Oxford City Council passed a resolution to spend about $327,000 on free public Wi-Fi for at least four of Oxford’s parks and two mobile home communities during its Oct. 20 meeting.
Some stories delve deeply into the lives of their subjects. Others seek to capture the human condition in just a few words. Modeled after journalist Brady Dennis’ 300 word stories that explore the unfiltered intimacy of the everyday, these pieces offer a glimpse into the untold experiences of Oxford life.
It is misting and gray at the Oxford Senior Center. A sign on the front door of the building reads ‘locked because of COVID-19.’ Shanna Cianchetti, the driver of the senior center’s early voting shuttle bus, leads passengers through the parking lot — braving the faint drizzle — to one of the shuttles.
Many events have been canceled this year, but Halloween won’t be one of them.
Talawanda School District’s Board of Education voted unanimously to allow students the option of going back to classes in-person on Oct. 29 or to remain remote through the semester.
After Black Lives Matter (BLM) Oxford proposed police reforms in a previous City Council meeting, those reforms have been discussed by the Police Community Relations & Review Commision (PCRRC) and will be brought back before City Council for implementation.
More than 100 students marched through Oxford for a Black Lives Matter protest on Friday, Sept. 25.
Permanent Oxford residents have mixed feelings about Miami University’s decision to continue with its phased return to campus, bringing even more students into Oxford.
In the face of a pandemic, the Butler County Board of Elections and local political organizations have both been working to allow Oxford residents to vote as safely and efficiently as possible this coming November.

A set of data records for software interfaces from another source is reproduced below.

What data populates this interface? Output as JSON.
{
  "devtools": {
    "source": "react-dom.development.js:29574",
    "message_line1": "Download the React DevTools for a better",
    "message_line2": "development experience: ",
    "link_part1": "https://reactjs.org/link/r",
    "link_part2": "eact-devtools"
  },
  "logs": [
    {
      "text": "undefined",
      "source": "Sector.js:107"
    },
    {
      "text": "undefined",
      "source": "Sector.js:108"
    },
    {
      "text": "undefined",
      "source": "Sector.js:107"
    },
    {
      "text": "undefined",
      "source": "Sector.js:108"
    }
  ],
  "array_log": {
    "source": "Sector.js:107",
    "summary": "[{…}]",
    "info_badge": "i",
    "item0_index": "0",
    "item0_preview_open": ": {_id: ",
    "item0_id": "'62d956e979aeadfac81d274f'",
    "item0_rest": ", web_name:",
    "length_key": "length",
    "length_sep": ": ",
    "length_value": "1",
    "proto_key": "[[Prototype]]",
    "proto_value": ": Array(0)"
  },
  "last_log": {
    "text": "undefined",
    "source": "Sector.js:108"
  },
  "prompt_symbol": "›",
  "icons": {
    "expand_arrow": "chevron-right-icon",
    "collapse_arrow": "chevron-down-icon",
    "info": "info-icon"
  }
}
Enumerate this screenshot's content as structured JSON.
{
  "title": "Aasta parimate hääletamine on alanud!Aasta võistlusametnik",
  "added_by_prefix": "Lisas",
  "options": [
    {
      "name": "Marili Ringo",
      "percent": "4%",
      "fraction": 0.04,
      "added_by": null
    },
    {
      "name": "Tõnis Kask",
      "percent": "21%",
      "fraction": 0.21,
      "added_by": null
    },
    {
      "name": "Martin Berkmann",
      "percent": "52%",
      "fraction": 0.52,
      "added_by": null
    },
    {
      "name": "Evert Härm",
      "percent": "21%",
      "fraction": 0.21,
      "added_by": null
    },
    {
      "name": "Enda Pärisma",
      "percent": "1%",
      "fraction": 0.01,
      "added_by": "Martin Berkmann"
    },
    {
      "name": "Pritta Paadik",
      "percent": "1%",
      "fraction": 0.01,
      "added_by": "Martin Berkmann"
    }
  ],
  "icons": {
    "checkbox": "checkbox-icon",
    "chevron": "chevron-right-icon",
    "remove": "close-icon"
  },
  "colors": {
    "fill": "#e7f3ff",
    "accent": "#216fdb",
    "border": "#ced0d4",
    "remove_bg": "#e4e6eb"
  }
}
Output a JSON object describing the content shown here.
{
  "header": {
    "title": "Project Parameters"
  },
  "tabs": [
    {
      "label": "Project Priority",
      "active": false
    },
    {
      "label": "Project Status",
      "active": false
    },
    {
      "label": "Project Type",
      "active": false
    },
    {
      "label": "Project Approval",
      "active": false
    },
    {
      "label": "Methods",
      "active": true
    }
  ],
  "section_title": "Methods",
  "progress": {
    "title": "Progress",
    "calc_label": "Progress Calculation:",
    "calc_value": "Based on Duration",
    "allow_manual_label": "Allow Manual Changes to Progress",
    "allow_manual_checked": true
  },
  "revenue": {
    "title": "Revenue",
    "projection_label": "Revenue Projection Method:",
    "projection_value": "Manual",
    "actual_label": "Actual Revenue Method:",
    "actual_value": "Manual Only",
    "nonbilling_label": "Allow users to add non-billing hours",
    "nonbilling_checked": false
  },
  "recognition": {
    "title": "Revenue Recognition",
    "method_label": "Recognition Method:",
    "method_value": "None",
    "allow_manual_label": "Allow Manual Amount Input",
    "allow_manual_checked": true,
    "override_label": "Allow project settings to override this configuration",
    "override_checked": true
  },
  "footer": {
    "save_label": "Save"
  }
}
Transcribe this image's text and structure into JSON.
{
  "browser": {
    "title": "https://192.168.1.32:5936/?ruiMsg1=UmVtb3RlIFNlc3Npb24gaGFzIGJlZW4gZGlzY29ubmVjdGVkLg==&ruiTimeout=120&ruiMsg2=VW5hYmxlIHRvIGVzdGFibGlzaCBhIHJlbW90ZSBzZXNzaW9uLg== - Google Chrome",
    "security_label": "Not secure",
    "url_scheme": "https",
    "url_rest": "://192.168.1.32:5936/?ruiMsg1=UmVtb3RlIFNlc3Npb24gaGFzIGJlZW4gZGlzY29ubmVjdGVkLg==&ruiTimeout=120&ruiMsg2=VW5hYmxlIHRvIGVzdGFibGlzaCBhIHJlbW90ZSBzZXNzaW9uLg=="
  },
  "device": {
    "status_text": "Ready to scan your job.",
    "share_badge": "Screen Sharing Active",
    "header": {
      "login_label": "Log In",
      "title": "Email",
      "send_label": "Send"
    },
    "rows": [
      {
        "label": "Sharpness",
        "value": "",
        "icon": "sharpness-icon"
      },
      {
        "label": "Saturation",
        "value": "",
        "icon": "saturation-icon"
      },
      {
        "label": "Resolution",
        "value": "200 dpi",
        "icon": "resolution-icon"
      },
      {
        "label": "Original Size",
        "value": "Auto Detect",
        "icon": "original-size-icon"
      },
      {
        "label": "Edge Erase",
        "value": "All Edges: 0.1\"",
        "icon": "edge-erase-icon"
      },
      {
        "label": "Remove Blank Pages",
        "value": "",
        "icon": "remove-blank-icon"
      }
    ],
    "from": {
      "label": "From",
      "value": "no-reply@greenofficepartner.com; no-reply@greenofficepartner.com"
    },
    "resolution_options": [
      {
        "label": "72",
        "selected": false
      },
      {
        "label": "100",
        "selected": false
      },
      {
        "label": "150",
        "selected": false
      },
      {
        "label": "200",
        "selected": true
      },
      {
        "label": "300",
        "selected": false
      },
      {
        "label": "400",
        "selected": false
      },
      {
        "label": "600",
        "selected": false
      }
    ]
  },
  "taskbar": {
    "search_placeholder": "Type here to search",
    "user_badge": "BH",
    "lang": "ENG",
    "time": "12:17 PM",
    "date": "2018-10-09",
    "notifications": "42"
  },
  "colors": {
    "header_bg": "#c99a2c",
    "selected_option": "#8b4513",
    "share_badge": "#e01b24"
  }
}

Jennifer Bailer, health commissioner for the Butler County Health District, said Oxford is now averaging 25 new COVID cases a day, a decrease from several hundred a day at the end of August.
Situated along some of Oxford’s most familiar streets such as Vine, High and Main, there resides a rich history of the Black men and women who made their impact on this town more than 100 years ago.
Turning in other students to the Oxford Police Department (OPD) or the university, or “snitching,” is becoming more common around Oxford, with the desire to limit the spread of COVID-19 being a driving factor in many of these situations.